Extracted data entries:
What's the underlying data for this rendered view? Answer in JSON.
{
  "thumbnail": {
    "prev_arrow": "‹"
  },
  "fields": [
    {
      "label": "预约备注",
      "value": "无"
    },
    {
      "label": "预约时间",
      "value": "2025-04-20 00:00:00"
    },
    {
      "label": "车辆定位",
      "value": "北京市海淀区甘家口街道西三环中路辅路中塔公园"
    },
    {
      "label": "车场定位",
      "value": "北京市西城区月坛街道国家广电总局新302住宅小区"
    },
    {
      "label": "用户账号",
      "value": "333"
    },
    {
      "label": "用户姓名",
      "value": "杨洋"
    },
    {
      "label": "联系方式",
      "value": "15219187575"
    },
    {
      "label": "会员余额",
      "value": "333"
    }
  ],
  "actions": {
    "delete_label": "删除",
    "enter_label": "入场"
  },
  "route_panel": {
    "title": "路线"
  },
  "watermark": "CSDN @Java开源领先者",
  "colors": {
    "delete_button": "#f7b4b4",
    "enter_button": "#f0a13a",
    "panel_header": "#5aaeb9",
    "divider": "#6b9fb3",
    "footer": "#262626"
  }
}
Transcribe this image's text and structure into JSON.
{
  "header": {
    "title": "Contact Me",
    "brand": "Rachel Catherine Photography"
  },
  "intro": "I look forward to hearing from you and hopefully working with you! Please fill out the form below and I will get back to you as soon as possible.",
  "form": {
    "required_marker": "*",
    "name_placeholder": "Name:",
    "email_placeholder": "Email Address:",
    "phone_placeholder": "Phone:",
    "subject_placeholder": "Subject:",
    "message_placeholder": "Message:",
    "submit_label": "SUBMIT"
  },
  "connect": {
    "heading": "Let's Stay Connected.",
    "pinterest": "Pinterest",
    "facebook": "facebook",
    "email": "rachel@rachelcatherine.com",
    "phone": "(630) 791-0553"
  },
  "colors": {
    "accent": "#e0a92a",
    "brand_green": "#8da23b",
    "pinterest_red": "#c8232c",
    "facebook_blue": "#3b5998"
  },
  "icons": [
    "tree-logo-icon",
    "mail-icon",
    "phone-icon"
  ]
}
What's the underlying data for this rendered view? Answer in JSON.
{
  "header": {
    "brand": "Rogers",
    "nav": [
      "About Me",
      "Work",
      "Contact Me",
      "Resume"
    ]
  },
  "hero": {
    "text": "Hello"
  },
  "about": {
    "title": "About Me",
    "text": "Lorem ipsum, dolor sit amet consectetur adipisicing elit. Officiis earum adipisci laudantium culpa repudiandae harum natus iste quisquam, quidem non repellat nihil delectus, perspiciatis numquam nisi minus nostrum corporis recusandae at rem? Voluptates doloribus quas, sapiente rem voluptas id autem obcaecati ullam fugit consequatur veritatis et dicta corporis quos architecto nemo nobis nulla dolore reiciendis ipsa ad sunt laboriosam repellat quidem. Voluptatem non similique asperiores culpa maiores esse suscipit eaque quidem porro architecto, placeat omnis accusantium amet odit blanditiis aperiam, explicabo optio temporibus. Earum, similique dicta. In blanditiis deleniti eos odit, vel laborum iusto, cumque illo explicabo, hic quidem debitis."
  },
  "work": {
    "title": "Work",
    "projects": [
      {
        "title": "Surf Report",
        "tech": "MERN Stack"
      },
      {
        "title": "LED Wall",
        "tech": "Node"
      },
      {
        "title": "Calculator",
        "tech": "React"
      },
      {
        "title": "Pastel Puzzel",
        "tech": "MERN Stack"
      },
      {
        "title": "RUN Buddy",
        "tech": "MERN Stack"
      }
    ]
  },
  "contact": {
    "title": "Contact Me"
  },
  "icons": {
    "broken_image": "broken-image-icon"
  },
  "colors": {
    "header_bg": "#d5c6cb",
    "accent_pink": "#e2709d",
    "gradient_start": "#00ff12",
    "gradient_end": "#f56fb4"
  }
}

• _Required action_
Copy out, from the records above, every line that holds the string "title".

• _Result of this exercise_
    "title": "路线"
    "title": "Contact Me",
    "title": "About Me",
    "title": "Work",
        "title": "Surf Report",
        "title": "LED Wall",
        "title": "Calculator",
        "title": "Pastel Puzzel",
        "title": "RUN Buddy",
    "title": "Contact Me"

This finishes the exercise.